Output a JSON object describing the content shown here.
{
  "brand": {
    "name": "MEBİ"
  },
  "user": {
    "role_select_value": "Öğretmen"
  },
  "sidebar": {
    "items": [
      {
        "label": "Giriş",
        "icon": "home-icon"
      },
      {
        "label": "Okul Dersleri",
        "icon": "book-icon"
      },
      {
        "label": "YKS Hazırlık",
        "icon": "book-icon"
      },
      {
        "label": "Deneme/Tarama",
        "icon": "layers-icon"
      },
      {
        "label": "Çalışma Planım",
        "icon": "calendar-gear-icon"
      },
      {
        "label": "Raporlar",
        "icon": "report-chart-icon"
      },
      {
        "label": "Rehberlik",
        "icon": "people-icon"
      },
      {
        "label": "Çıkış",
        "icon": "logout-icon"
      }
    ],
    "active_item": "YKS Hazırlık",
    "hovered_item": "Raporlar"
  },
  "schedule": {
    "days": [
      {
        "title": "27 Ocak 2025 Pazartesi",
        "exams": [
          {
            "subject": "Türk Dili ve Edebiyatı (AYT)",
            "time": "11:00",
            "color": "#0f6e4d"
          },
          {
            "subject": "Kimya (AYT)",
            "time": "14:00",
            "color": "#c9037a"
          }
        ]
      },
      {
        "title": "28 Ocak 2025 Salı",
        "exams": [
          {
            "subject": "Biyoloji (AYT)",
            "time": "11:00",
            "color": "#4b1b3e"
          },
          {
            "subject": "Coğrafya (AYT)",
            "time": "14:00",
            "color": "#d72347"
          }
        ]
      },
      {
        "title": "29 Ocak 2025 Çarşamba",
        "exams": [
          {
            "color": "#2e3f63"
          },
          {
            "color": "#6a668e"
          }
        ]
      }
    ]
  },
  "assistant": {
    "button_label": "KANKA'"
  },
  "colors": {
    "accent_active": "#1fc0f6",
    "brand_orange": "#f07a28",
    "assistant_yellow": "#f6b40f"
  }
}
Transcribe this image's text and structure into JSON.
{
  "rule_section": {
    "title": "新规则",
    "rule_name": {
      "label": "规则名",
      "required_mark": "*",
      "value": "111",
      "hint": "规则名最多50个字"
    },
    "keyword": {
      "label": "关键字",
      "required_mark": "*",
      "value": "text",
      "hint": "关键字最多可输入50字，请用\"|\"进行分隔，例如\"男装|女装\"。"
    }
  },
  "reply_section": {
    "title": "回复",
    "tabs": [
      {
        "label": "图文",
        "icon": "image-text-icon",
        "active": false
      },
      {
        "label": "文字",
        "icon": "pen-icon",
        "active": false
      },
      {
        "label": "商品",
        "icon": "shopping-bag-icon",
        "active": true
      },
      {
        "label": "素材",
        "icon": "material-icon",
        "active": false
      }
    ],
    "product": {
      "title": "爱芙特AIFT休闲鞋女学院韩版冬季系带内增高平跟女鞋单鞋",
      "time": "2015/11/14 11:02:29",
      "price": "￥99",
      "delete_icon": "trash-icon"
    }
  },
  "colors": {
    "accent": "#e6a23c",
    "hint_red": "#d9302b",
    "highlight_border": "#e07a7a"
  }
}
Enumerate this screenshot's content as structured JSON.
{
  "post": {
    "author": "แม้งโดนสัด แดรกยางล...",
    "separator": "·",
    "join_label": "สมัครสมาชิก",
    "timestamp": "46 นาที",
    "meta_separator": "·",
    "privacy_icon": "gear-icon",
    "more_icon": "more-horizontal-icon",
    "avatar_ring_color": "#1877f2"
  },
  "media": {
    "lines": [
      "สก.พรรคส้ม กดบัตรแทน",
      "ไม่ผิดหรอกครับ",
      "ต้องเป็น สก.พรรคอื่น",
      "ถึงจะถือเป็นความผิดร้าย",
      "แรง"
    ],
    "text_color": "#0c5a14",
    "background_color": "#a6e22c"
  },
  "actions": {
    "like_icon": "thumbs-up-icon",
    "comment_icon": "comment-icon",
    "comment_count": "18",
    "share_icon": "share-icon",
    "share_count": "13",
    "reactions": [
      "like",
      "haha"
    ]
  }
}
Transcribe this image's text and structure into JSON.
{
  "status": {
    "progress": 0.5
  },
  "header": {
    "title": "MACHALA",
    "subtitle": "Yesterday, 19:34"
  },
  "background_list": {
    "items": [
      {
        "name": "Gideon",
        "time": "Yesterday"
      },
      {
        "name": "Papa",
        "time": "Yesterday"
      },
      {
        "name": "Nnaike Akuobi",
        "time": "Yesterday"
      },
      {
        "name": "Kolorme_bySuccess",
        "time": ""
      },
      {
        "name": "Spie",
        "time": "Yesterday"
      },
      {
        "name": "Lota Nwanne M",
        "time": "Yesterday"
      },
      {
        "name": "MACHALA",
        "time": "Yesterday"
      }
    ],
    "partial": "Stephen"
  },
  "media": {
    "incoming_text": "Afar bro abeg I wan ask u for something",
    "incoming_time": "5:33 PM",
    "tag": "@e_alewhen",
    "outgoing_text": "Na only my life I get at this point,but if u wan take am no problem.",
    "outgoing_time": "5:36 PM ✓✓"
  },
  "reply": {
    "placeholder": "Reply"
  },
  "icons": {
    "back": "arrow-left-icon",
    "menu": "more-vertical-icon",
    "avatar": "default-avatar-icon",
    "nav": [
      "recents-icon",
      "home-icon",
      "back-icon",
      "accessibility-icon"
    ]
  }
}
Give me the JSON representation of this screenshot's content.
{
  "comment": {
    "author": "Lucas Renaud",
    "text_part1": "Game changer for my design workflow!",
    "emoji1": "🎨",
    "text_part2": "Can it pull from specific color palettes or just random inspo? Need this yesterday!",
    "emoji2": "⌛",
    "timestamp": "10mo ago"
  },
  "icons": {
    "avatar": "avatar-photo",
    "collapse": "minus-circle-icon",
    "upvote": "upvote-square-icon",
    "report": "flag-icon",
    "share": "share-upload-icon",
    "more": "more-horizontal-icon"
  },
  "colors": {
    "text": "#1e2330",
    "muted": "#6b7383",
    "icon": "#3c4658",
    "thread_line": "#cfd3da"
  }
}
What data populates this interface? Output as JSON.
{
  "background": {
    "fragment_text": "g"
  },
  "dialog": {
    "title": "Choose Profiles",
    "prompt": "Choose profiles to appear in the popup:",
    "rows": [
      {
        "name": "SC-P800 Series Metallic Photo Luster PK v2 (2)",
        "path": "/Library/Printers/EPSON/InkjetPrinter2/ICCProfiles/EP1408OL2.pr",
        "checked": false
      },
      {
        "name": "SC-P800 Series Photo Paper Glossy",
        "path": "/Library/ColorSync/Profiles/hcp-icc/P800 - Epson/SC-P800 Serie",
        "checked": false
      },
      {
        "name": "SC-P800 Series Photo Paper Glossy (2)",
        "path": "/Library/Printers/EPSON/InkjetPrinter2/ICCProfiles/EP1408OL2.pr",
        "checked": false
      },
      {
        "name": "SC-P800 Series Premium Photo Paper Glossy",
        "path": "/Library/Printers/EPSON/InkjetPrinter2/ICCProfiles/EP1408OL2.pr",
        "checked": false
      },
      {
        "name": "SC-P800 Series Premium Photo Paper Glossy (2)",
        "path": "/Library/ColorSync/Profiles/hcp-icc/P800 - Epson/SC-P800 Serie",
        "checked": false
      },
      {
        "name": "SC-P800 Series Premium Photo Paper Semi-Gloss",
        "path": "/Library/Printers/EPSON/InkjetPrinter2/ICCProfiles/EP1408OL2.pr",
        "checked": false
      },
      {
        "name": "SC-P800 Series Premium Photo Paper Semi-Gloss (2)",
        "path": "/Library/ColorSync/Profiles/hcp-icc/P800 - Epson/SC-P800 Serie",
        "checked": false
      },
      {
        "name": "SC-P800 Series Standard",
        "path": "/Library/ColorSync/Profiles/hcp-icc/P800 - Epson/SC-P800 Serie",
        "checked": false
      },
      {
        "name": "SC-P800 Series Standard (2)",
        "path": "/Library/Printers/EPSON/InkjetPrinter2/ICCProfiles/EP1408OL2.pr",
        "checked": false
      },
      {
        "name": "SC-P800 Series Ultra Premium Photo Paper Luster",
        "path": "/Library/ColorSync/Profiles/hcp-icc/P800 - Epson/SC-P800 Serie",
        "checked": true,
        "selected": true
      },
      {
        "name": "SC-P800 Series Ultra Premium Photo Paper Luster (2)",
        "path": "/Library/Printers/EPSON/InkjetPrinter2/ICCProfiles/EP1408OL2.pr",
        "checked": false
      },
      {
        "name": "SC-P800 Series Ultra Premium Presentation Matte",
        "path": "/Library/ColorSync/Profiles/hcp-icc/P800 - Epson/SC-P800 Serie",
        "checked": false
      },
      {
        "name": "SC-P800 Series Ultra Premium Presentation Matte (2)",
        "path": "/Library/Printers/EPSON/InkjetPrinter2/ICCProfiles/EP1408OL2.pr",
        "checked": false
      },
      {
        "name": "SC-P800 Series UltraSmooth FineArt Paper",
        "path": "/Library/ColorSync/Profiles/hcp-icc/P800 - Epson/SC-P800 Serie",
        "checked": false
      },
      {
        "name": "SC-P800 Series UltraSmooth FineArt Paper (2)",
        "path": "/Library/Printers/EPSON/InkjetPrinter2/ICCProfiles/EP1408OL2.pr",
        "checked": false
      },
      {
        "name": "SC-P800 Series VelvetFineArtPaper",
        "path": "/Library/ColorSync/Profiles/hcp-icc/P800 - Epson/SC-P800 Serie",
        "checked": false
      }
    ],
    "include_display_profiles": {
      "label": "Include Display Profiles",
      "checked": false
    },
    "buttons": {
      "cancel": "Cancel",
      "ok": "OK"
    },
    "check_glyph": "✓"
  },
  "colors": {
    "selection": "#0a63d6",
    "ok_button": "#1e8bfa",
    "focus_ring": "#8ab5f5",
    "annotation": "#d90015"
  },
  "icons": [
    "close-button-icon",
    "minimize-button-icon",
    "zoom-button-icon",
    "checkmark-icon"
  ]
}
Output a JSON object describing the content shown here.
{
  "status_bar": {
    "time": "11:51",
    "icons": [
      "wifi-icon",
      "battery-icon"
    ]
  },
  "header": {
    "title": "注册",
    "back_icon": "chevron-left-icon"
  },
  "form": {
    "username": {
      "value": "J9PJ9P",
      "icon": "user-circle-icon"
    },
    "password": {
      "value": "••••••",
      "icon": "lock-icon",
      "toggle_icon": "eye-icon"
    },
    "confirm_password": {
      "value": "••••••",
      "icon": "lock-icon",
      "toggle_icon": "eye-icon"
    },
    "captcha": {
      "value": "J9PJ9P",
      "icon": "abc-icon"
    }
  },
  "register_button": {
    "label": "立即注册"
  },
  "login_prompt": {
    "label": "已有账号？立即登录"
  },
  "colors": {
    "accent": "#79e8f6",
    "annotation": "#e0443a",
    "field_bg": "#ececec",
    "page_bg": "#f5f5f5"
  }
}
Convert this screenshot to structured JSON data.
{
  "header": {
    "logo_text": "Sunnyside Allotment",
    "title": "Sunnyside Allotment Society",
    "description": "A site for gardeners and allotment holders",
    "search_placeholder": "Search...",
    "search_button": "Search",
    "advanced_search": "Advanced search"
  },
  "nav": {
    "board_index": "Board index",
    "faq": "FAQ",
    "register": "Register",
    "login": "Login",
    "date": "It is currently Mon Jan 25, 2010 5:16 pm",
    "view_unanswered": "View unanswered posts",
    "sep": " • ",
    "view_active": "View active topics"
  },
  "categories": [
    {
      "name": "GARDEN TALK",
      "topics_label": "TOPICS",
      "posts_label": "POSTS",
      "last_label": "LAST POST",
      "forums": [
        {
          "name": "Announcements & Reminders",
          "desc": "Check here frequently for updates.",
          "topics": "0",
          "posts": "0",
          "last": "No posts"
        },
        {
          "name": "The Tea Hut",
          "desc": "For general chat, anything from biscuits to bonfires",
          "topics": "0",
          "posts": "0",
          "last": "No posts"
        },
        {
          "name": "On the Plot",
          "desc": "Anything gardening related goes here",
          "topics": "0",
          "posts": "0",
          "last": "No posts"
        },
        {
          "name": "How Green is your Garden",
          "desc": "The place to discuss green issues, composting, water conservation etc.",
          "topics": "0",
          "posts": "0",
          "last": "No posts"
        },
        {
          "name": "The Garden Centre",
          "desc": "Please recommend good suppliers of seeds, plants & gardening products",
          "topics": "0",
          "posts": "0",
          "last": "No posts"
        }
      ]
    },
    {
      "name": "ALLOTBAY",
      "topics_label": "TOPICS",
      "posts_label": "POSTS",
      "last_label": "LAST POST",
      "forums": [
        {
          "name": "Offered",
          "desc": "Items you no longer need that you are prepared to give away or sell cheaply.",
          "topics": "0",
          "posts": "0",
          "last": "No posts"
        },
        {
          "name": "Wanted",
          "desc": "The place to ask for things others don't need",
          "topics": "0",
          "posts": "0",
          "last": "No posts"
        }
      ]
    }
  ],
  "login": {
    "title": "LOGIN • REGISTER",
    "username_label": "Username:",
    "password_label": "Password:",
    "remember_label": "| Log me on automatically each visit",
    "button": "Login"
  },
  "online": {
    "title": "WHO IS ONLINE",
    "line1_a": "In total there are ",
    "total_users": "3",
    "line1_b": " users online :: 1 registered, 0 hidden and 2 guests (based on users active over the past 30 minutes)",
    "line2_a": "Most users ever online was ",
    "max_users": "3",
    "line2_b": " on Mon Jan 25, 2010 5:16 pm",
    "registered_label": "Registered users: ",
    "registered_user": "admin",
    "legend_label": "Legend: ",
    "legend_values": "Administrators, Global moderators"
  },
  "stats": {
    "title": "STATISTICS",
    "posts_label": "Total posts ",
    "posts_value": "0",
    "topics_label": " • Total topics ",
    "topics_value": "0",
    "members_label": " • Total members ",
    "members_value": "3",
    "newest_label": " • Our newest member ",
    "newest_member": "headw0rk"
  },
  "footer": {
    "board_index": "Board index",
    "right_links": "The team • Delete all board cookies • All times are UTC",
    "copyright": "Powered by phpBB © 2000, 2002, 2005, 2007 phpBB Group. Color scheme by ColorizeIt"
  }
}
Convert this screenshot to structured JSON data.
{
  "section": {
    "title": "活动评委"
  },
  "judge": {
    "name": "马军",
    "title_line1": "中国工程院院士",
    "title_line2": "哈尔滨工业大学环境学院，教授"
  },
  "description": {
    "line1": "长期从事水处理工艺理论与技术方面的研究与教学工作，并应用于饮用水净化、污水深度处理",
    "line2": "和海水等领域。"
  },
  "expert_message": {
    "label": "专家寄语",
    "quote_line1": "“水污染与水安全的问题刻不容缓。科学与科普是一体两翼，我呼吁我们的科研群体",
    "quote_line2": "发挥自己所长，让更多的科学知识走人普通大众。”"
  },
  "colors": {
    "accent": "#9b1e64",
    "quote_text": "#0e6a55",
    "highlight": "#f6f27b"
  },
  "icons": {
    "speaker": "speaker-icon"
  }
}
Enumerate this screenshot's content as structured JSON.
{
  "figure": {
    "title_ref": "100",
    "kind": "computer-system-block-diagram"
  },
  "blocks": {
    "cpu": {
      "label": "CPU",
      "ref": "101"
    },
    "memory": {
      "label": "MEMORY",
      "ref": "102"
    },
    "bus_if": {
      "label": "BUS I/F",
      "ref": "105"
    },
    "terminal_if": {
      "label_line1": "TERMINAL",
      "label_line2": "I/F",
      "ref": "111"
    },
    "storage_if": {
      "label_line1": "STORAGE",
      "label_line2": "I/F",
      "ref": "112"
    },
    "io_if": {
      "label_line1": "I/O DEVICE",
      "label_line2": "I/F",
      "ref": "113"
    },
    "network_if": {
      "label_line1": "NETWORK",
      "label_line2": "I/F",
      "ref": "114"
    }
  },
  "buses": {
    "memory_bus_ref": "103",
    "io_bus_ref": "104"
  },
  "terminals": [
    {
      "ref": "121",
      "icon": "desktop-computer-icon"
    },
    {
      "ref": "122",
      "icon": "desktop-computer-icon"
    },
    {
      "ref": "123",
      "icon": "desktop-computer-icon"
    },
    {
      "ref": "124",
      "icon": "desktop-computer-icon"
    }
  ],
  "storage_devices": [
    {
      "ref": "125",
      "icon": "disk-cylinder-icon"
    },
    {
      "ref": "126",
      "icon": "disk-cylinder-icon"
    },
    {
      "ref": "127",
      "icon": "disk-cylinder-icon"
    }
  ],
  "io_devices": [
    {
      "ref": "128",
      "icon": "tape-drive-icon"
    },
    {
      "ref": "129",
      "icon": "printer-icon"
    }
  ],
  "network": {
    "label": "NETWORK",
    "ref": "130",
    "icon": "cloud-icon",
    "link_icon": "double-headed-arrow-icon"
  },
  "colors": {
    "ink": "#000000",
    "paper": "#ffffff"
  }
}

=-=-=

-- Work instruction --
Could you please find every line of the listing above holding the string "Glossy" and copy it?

-- Solution for this problem --
        "name": "SC-P800 Series Photo Paper Glossy",
        "name": "SC-P800 Series Photo Paper Glossy (2)",
        "name": "SC-P800 Series Premium Photo Paper Glossy",
        "name": "SC-P800 Series Premium Photo Paper Glossy (2)",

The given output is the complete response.